Loaris Trojan Remover, for example, protects your browsing in real-time, blocking dangerous websites before you access them. You can still do it, but you will have to ignore the warning consciously. Loaris will also immediately remove any malware the harm-bearing scripts may command to download. However, your vigilance is the most necessary element of your overall protection against attacks.
Although anti-malware software is a must-have for endpoint protection, even in the context of script-based attacks, the fileless nature of malicious code makes file-oriented security programs helpless against it. Here are some hints that can make your system impenetrable.
- Be vigilant regarding links and attachments to emails and messages from questionable senders. A downloaded data-files (*.jpeg, *.docx, *.xlsx, or *.pdf, for example) can have embedded scripts. As for links, they can direct you to web pages with scripts with the same effect. If you do a silly thing out of inexperience and download such a file, you will still be able to maintain safety by refusing to run scripts.
- Try not to use an administrator-level account when it is not needed. The malicious code requires permission for unhinged system management, and admin clearance provides it.
- Have a backup of critical data. You can use hardware or cloud storage. The best option is to use both.
- Be careful around public Wi-fi networks. “Man-in-the-middle” is a name for a pretty widespread attack when hackers use malicious code to access the device of the victim, who has by mistake connected to a specially equipped network with a spoofed name.

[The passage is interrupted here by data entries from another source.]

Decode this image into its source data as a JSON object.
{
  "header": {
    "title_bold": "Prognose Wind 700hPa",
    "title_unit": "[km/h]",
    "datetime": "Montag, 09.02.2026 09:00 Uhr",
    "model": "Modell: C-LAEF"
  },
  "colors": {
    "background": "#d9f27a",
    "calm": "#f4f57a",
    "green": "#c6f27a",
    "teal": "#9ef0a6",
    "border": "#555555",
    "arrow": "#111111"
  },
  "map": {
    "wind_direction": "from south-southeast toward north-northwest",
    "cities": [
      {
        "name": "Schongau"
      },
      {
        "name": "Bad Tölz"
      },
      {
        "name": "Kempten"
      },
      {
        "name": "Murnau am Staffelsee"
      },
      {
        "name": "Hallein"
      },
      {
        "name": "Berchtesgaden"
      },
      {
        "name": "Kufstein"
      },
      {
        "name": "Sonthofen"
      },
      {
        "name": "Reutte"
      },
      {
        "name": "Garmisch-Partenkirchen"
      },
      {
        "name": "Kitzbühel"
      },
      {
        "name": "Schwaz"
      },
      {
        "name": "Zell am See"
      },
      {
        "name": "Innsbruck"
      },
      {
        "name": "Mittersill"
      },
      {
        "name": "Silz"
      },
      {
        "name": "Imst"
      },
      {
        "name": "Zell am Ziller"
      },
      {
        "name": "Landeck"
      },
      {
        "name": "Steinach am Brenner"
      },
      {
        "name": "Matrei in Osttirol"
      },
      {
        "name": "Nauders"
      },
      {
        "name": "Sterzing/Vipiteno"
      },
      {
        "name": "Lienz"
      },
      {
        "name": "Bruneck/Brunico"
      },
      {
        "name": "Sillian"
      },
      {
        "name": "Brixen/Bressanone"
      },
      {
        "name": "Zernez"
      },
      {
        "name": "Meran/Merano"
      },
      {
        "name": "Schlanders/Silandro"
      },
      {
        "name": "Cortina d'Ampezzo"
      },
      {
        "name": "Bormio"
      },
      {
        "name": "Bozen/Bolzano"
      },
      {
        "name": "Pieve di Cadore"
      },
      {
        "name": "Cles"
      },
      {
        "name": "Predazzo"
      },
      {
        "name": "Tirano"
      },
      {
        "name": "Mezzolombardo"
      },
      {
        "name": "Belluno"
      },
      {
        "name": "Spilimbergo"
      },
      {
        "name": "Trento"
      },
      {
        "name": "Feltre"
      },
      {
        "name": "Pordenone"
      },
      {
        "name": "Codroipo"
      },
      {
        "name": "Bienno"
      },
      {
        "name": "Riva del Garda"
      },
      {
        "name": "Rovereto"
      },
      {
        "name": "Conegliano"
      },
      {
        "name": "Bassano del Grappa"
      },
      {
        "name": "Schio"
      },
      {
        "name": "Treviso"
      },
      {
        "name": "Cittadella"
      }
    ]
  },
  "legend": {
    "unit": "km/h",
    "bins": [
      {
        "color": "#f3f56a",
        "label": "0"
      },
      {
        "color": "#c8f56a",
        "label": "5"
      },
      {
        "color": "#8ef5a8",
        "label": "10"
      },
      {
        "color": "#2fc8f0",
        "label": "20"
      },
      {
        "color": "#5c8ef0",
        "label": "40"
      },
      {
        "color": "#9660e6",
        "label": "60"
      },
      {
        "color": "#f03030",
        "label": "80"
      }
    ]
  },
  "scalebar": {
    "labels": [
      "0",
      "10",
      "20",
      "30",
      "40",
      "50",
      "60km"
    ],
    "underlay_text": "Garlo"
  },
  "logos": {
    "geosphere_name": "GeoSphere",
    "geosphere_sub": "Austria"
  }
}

- Do not neglect firewalls! A firewall blocks all incoming and outbound traffic that does not satisfy certain preset rules. Yes, it may cause inconvenience sometimes. That is why people often switch the firewall off. But it is a decent protection measure, and it is better to keep it working.